In simple terms a worm is little more than a dumb, self replicating, repeating computer program that uses some mechanism (network, usb sticks, etc) to send copies of its self to other computer systems. A worms survival hinges on its ability to communicate with other computer systems and on its ability to gain entry into new uninfected computer systems. If it can’t do one or the other then it can’t spread and it will eventually die. If it can do both with relative success then it will likely survive for some time. The more hosts that a worm infects, the more potential hosts it can infect assuming that its method of gaining access isn’t patched before the host is infected.

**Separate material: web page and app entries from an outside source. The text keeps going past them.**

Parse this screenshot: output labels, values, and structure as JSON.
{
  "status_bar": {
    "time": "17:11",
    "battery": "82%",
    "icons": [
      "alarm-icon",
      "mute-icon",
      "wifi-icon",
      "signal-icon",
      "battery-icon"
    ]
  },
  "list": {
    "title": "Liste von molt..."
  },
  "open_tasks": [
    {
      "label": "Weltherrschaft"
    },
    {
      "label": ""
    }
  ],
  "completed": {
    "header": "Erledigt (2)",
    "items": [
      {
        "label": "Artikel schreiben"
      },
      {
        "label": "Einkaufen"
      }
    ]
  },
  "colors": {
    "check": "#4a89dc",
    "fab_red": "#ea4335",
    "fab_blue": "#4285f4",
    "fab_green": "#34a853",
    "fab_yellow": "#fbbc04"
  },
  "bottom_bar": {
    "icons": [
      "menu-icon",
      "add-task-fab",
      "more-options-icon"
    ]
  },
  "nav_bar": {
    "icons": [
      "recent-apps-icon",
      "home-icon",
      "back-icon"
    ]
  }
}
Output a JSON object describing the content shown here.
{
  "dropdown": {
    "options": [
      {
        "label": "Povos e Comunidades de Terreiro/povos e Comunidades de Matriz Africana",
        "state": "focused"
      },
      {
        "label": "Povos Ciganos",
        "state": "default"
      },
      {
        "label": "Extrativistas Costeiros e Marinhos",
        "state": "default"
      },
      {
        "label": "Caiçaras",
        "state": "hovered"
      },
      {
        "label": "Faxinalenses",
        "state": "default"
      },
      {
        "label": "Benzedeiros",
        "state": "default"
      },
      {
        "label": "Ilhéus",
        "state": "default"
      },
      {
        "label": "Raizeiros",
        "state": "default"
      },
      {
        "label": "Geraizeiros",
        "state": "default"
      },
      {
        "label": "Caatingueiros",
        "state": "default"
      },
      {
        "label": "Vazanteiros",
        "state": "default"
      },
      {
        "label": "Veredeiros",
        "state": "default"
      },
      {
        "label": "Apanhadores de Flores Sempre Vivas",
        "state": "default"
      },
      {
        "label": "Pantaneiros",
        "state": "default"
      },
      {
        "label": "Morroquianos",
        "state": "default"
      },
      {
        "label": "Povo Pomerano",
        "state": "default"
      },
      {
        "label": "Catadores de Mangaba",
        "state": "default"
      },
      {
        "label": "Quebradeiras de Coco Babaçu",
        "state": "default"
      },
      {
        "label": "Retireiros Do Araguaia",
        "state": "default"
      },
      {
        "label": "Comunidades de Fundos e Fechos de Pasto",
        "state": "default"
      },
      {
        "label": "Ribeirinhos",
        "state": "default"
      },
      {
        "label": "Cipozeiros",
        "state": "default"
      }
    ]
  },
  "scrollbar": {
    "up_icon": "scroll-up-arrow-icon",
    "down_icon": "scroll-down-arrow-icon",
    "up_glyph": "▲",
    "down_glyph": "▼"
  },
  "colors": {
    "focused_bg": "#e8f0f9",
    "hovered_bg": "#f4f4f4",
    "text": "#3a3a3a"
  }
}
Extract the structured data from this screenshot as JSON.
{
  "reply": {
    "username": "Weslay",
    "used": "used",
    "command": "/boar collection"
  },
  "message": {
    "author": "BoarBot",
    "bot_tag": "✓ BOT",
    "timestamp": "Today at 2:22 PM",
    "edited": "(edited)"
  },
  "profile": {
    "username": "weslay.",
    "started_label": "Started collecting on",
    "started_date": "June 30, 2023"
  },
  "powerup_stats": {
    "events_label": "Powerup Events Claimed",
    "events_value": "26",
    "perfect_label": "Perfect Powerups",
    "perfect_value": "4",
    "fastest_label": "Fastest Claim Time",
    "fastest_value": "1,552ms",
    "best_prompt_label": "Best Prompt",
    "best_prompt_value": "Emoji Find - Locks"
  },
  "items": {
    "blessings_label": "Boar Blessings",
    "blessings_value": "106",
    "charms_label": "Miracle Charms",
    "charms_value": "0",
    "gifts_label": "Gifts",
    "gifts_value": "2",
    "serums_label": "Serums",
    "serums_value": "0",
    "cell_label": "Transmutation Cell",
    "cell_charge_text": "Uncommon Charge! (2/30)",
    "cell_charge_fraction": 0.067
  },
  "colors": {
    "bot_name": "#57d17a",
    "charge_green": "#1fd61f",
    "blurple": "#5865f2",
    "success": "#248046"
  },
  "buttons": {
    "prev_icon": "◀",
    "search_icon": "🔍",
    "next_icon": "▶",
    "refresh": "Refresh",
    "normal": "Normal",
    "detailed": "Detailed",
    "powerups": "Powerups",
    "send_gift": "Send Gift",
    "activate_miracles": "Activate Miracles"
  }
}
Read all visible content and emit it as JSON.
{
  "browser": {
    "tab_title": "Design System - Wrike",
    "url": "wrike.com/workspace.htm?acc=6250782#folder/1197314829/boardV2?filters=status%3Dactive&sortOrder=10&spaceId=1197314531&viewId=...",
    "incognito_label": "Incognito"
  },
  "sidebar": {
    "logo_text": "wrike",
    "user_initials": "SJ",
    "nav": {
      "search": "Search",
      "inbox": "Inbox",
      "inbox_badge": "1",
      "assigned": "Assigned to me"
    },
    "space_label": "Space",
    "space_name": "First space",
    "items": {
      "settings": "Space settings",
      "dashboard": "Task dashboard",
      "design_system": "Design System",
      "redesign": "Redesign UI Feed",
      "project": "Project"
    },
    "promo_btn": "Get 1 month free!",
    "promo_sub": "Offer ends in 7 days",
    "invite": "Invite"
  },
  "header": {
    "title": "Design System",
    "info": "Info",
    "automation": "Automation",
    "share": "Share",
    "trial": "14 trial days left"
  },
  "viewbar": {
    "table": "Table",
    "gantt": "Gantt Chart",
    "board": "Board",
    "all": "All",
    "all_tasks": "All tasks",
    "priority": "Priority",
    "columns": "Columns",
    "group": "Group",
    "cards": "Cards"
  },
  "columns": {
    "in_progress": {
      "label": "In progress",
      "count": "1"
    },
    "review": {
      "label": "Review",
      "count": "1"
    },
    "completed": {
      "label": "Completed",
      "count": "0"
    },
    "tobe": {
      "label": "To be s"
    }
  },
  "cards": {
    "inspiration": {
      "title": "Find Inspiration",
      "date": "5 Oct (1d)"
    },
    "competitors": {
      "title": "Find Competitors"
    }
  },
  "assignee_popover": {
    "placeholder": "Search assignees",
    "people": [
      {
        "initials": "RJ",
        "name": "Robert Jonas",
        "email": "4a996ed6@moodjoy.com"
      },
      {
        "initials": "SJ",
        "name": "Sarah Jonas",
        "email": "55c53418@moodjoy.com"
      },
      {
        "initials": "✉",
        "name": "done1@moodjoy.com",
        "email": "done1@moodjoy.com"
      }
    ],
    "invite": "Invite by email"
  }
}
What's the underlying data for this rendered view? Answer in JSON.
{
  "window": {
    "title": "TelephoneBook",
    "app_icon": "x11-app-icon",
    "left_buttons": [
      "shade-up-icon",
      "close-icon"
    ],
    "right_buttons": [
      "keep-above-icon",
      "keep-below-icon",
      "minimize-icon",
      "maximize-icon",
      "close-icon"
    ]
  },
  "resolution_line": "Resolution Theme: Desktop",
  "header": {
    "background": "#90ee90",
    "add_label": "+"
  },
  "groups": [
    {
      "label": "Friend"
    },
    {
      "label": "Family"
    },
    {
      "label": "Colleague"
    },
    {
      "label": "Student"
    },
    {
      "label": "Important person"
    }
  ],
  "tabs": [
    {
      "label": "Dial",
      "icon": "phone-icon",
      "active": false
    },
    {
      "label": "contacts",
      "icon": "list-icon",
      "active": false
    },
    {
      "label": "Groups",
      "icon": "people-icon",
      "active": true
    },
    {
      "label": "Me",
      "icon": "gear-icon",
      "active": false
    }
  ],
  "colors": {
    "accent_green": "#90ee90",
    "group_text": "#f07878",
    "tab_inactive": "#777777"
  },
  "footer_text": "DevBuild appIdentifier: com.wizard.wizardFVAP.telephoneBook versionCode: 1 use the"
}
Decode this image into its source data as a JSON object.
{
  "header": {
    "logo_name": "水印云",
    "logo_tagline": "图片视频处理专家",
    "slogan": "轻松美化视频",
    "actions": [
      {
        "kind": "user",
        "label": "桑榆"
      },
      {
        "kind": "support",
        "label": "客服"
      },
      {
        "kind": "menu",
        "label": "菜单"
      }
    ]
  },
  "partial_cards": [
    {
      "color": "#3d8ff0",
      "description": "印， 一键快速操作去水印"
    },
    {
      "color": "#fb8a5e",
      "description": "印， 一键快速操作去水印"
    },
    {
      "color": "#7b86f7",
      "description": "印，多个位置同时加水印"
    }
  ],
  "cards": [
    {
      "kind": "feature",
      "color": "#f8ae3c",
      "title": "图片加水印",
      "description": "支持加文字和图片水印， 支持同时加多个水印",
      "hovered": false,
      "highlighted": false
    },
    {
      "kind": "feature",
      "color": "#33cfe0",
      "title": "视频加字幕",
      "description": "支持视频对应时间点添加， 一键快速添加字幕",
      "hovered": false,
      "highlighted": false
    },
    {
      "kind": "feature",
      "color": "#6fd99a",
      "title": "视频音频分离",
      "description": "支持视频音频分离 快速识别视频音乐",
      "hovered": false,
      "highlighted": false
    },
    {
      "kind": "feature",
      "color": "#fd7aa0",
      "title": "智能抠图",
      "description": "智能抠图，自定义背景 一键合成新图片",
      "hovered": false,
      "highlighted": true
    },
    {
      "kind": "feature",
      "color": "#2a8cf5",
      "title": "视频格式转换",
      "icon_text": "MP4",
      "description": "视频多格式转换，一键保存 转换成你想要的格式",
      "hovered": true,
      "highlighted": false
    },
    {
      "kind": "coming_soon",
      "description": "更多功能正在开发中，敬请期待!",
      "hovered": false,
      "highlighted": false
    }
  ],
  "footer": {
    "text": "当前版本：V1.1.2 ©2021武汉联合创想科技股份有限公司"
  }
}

With that said, the not so obvious but highly effective way of defending against worms is to undergo an Advanced Penetration Test. The reality is that worms and hackers use the same techniques for gaining access to networked infrastructures. The primary difference is that a worm only has one method of attack and is restricted by its programming while a hacker is unrestricted and has many methods of attack. Therefore it is reasonably safe to say that if your network can stand up to an Advanced Penetration Test, then it can also resist a worm.
Lets use the Conficker C worm as an example of what I am talking about. On April 1st the Conficker C worm will enter its Domain Generation Algorithm. It will go out and download a new command and control file over HTTP, install that file, and then do god knows what. Conficker C is dependent on most networks allowing unrestricted outbound HTTP access.
In the last penetration test we (Netragard) did my team used a PDF document infected with a payload that was designed to establish an outbound connection back to our office over HTTP. Specifically, the PDF docment contained an exploit for a vulnerability in Adobe Acrobat. When the document was opened it injected connect back shellcode into memory of the victim’s computer system. That computer system then established a connection back to us over HTTP and we were able to tunnel back in over that connection to gain control over the victim’s system and eventually the network.
As a step toward remedation we recommended to our customer that they only allow authenticated and authorized outbound HTTP and HTTPS connections. They took that recommendation to heart and implimented controls to prevent those unauthorized connections. An unforseen result of our services is that our customer’s network disrupts Conficker’s communications channel. (Conficker relies on unrestricted oubound HTTP). Now, even if they have infected nodes on their network, those nodes will not be able to establish outbound HTTP connections to the command and control servers. Conficker on their network is mostly disarmed.